====== Given data
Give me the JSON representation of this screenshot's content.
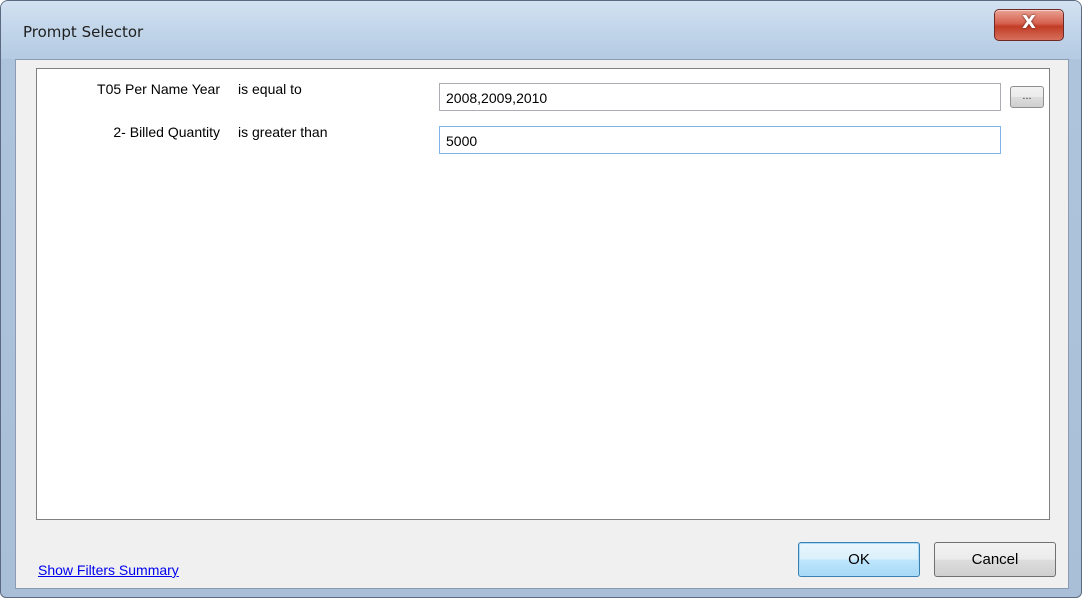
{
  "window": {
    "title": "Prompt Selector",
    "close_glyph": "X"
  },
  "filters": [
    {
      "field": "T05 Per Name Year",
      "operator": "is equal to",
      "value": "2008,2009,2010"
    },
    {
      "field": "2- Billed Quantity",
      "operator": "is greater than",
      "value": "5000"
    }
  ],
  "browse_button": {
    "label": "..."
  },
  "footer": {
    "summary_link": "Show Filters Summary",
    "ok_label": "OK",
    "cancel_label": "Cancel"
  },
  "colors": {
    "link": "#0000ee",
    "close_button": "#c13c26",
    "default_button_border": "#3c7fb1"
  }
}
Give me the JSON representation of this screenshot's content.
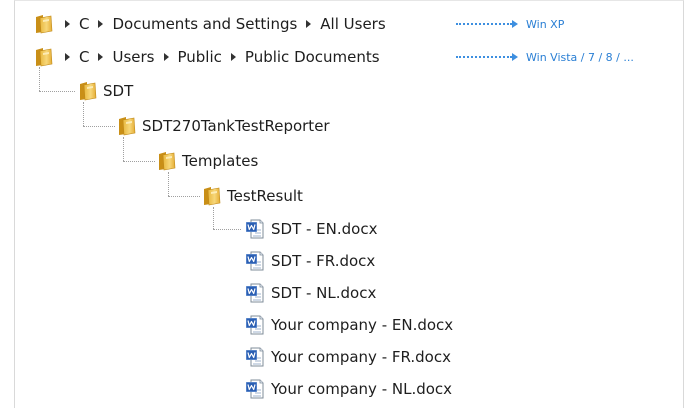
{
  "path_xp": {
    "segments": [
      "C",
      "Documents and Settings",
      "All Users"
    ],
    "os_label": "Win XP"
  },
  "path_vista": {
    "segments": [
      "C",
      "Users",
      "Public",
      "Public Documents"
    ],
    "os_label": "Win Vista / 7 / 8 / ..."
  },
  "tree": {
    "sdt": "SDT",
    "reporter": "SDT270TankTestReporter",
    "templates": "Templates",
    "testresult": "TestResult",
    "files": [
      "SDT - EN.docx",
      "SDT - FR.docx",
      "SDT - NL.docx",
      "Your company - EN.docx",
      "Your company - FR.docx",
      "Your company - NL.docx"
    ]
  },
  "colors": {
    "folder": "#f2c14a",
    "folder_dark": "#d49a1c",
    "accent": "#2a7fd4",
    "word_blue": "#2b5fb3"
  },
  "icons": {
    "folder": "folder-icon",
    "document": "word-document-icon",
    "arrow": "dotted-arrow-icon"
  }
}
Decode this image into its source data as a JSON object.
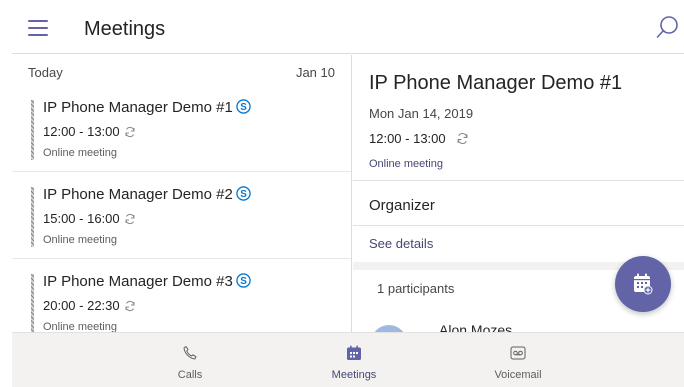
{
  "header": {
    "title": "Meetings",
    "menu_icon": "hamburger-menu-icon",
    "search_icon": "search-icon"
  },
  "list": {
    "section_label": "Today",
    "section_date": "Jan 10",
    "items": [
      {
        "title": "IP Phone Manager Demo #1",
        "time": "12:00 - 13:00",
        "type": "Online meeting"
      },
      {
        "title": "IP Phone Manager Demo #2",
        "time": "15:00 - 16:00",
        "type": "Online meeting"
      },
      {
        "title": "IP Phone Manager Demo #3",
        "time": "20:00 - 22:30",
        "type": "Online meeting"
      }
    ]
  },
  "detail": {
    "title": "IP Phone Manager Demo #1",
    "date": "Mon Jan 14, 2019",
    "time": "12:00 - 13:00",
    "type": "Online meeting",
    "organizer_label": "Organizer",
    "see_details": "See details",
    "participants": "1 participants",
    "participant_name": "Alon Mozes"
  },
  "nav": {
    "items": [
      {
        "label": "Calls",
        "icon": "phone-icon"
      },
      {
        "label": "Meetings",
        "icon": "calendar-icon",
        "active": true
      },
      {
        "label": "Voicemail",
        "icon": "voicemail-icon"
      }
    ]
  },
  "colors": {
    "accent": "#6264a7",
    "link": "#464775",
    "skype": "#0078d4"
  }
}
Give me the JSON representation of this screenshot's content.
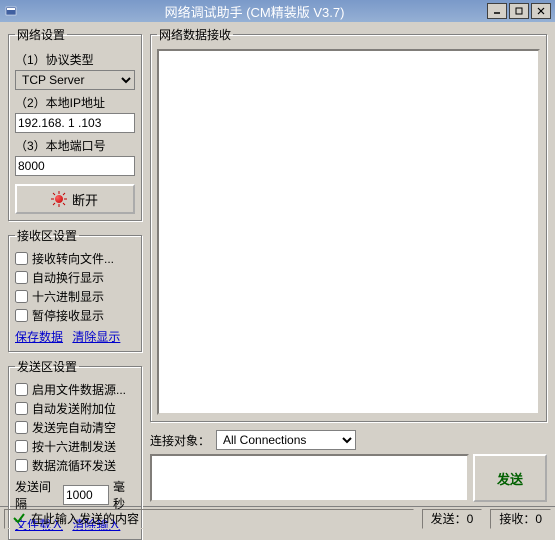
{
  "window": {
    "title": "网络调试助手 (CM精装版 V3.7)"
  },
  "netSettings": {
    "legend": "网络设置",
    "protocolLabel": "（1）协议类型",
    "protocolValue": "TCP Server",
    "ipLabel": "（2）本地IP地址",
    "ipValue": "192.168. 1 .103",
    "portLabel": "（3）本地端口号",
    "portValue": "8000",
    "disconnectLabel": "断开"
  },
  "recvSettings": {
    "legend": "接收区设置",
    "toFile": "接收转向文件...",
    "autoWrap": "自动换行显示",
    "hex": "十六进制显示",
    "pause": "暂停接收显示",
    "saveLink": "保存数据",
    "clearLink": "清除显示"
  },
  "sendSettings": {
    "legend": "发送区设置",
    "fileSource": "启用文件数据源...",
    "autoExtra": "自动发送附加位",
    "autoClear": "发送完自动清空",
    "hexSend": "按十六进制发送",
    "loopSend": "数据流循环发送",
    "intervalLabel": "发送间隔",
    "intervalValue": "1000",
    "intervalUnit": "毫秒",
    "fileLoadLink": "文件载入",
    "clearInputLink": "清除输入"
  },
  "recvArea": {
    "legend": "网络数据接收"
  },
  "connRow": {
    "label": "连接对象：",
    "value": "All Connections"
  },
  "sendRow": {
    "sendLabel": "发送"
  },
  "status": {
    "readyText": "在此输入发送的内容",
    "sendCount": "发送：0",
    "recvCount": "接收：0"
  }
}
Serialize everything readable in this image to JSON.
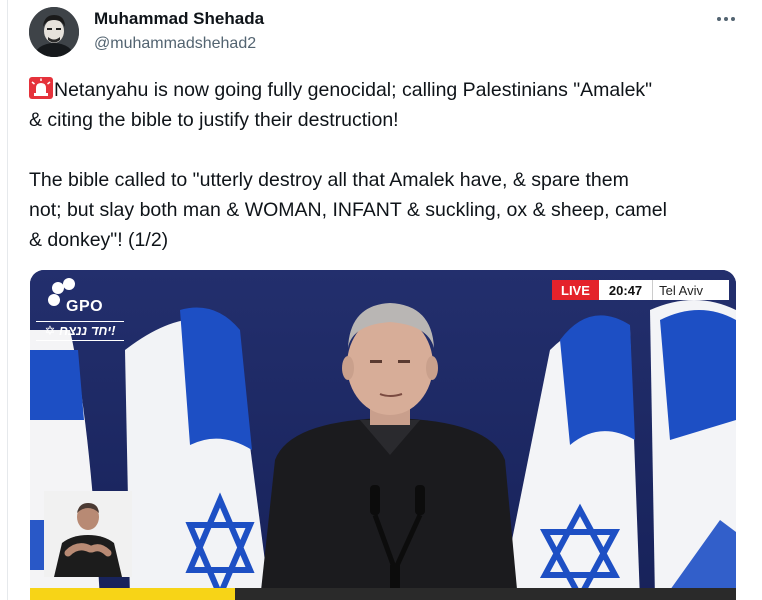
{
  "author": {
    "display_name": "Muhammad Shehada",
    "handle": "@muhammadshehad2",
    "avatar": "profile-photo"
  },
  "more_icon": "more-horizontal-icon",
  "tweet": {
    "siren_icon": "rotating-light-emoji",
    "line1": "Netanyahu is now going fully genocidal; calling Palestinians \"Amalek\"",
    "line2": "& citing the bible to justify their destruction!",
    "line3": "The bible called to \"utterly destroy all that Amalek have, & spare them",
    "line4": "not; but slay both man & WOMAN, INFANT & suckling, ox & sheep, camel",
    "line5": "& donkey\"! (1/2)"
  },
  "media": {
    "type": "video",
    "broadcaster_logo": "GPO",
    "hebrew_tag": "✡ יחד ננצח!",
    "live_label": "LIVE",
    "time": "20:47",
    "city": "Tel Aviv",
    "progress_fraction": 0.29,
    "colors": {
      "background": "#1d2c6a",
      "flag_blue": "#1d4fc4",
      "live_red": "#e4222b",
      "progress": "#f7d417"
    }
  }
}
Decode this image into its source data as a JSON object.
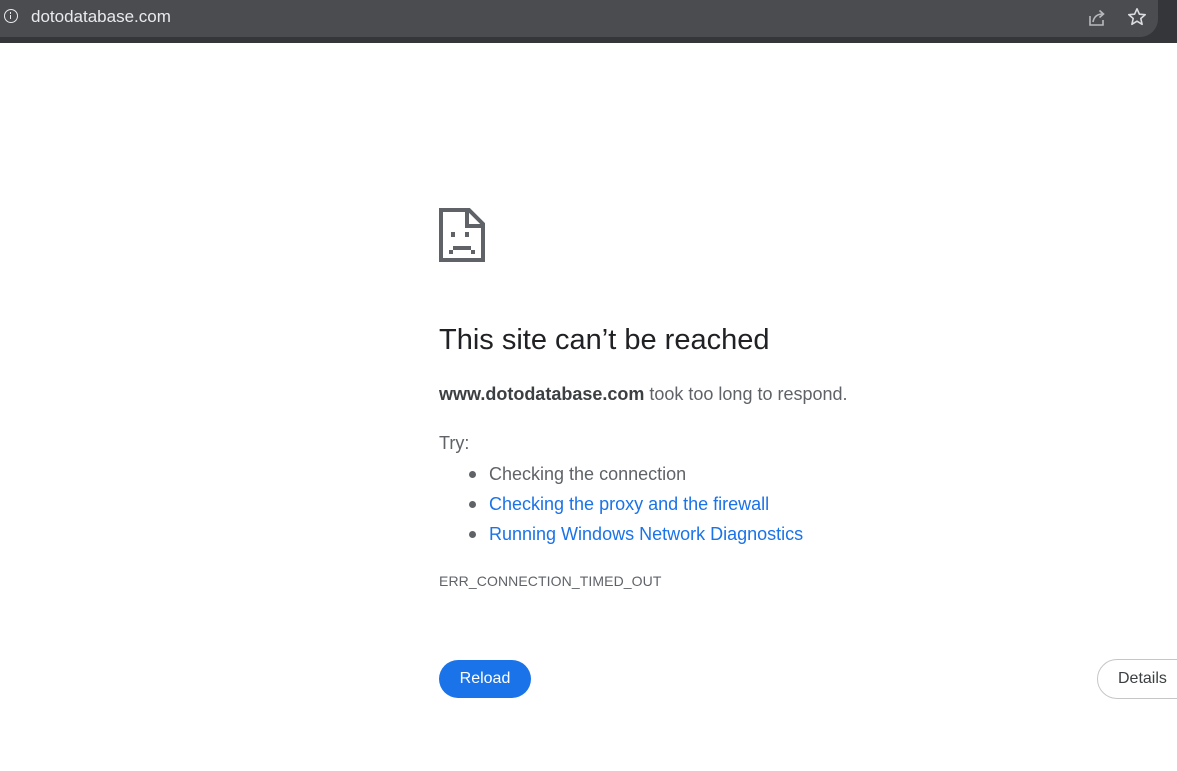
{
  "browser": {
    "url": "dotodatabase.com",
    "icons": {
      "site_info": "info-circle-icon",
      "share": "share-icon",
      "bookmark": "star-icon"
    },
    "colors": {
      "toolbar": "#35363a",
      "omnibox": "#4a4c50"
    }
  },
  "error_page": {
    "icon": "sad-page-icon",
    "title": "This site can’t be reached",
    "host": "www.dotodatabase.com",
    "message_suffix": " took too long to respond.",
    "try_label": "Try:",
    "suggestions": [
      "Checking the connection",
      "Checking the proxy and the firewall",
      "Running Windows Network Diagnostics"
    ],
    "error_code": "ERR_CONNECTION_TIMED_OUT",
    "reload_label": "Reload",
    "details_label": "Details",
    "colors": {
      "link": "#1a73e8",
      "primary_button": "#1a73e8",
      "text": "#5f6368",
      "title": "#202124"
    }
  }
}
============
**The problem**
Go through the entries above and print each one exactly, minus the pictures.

**Result of this task**
Give me the JSON representation of this screenshot's content.
{
  "window": {
    "title": "Prompt Selector",
    "close_glyph": "X"
  },
  "filters": [
    {
      "field": "T05 Per Name Year",
      "operator": "is equal to",
      "value": "2008,2009,2010"
    },
    {
      "field": "2- Billed Quantity",
      "operator": "is greater than",
      "value": "5000"
    }
  ],
  "browse_button": {
    "label": "..."
  },
  "footer": {
    "summary_link": "Show Filters Summary",
    "ok_label": "OK",
    "cancel_label": "Cancel"
  },
  "colors": {
    "link": "#0000ee",
    "close_button": "#c13c26",
    "default_button_border": "#3c7fb1"
  }
}
Give me the JSON representation of this screenshot's content.
{
  "path_xp": {
    "segments": [
      "C",
      "Documents and Settings",
      "All Users"
    ],
    "os_label": "Win XP"
  },
  "path_vista": {
    "segments": [
      "C",
      "Users",
      "Public",
      "Public Documents"
    ],
    "os_label": "Win Vista / 7 / 8 / ..."
  },
  "tree": {
    "sdt": "SDT",
    "reporter": "SDT270TankTestReporter",
    "templates": "Templates",
    "testresult": "TestResult",
    "files": [
      "SDT - EN.docx",
      "SDT - FR.docx",
      "SDT - NL.docx",
      "Your company - EN.docx",
      "Your company - FR.docx",
      "Your company - NL.docx"
    ]
  },
  "colors": {
    "folder": "#f2c14a",
    "folder_dark": "#d49a1c",
    "accent": "#2a7fd4",
    "word_blue": "#2b5fb3"
  },
  "icons": {
    "folder": "folder-icon",
    "document": "word-document-icon",
    "arrow": "dotted-arrow-icon"
  }
}
Decode this image into its source data as a JSON object.
{
  "header": {
    "title": "Meetings",
    "menu_icon": "hamburger-menu-icon",
    "search_icon": "search-icon"
  },
  "list": {
    "section_label": "Today",
    "section_date": "Jan 10",
    "items": [
      {
        "title": "IP Phone Manager Demo #1",
        "time": "12:00 - 13:00",
        "type": "Online meeting"
      },
      {
        "title": "IP Phone Manager Demo #2",
        "time": "15:00 - 16:00",
        "type": "Online meeting"
      },
      {
        "title": "IP Phone Manager Demo #3",
        "time": "20:00 - 22:30",
        "type": "Online meeting"
      }
    ]
  },
  "detail": {
    "title": "IP Phone Manager Demo #1",
    "date": "Mon Jan 14, 2019",
    "time": "12:00 - 13:00",
    "type": "Online meeting",
    "organizer_label": "Organizer",
    "see_details": "See details",
    "participants": "1 participants",
    "participant_name": "Alon Mozes"
  },
  "nav": {
    "items": [
      {
        "label": "Calls",
        "icon": "phone-icon"
      },
      {
        "label": "Meetings",
        "icon": "calendar-icon",
        "active": true
      },
      {
        "label": "Voicemail",
        "icon": "voicemail-icon"
      }
    ]
  },
  "colors": {
    "accent": "#6264a7",
    "link": "#464775",
    "skype": "#0078d4"
  }
}
Give me the JSON representation of this screenshot's content.
{
  "window": {
    "title": "网络调试助手 (CM精装版 V3.7)"
  },
  "netSettings": {
    "legend": "网络设置",
    "protocolLabel": "（1）协议类型",
    "protocolValue": "TCP Server",
    "ipLabel": "（2）本地IP地址",
    "ipValue": "192.168. 1 .103",
    "portLabel": "（3）本地端口号",
    "portValue": "8000",
    "disconnectLabel": "断开"
  },
  "recvSettings": {
    "legend": "接收区设置",
    "toFile": "接收转向文件...",
    "autoWrap": "自动换行显示",
    "hex": "十六进制显示",
    "pause": "暂停接收显示",
    "saveLink": "保存数据",
    "clearLink": "清除显示"
  },
  "sendSettings": {
    "legend": "发送区设置",
    "fileSource": "启用文件数据源...",
    "autoExtra": "自动发送附加位",
    "autoClear": "发送完自动清空",
    "hexSend": "按十六进制发送",
    "loopSend": "数据流循环发送",
    "intervalLabel": "发送间隔",
    "intervalValue": "1000",
    "intervalUnit": "毫秒",
    "fileLoadLink": "文件载入",
    "clearInputLink": "清除输入"
  },
  "recvArea": {
    "legend": "网络数据接收"
  },
  "connRow": {
    "label": "连接对象：",
    "value": "All Connections"
  },
  "sendRow": {
    "sendLabel": "发送"
  },
  "status": {
    "readyText": "在此输入发送的内容",
    "sendCount": "发送：0",
    "recvCount": "接收：0"
  }
}
Serialize everything readable in this image to JSON.
{
  "author": {
    "display_name": "Muhammad Shehada",
    "handle": "@muhammadshehad2",
    "avatar": "profile-photo"
  },
  "more_icon": "more-horizontal-icon",
  "tweet": {
    "siren_icon": "rotating-light-emoji",
    "line1": "Netanyahu is now going fully genocidal; calling Palestinians \"Amalek\"",
    "line2": "& citing the bible to justify their destruction!",
    "line3": "The bible called to \"utterly destroy all that Amalek have, & spare them",
    "line4": "not; but slay both man & WOMAN, INFANT & suckling, ox & sheep, camel",
    "line5": "& donkey\"! (1/2)"
  },
  "media": {
    "type": "video",
    "broadcaster_logo": "GPO",
    "hebrew_tag": "✡ יחד ננצח!",
    "live_label": "LIVE",
    "time": "20:47",
    "city": "Tel Aviv",
    "progress_fraction": 0.29,
    "colors": {
      "background": "#1d2c6a",
      "flag_blue": "#1d4fc4",
      "live_red": "#e4222b",
      "progress": "#f7d417"
    }
  }
}
Decode this image into its source data as a JSON object.
{
  "browser": {
    "url": "dotodatabase.com",
    "icons": {
      "site_info": "info-circle-icon",
      "share": "share-icon",
      "bookmark": "star-icon"
    },
    "colors": {
      "toolbar": "#35363a",
      "omnibox": "#4a4c50"
    }
  },
  "error_page": {
    "icon": "sad-page-icon",
    "title": "This site can’t be reached",
    "host": "www.dotodatabase.com",
    "message_suffix": " took too long to respond.",
    "try_label": "Try:",
    "suggestions": [
      "Checking the connection",
      "Checking the proxy and the firewall",
      "Running Windows Network Diagnostics"
    ],
    "error_code": "ERR_CONNECTION_TIMED_OUT",
    "reload_label": "Reload",
    "details_label": "Details",
    "colors": {
      "link": "#1a73e8",
      "primary_button": "#1a73e8",
      "text": "#5f6368",
      "title": "#202124"
    }
  }
}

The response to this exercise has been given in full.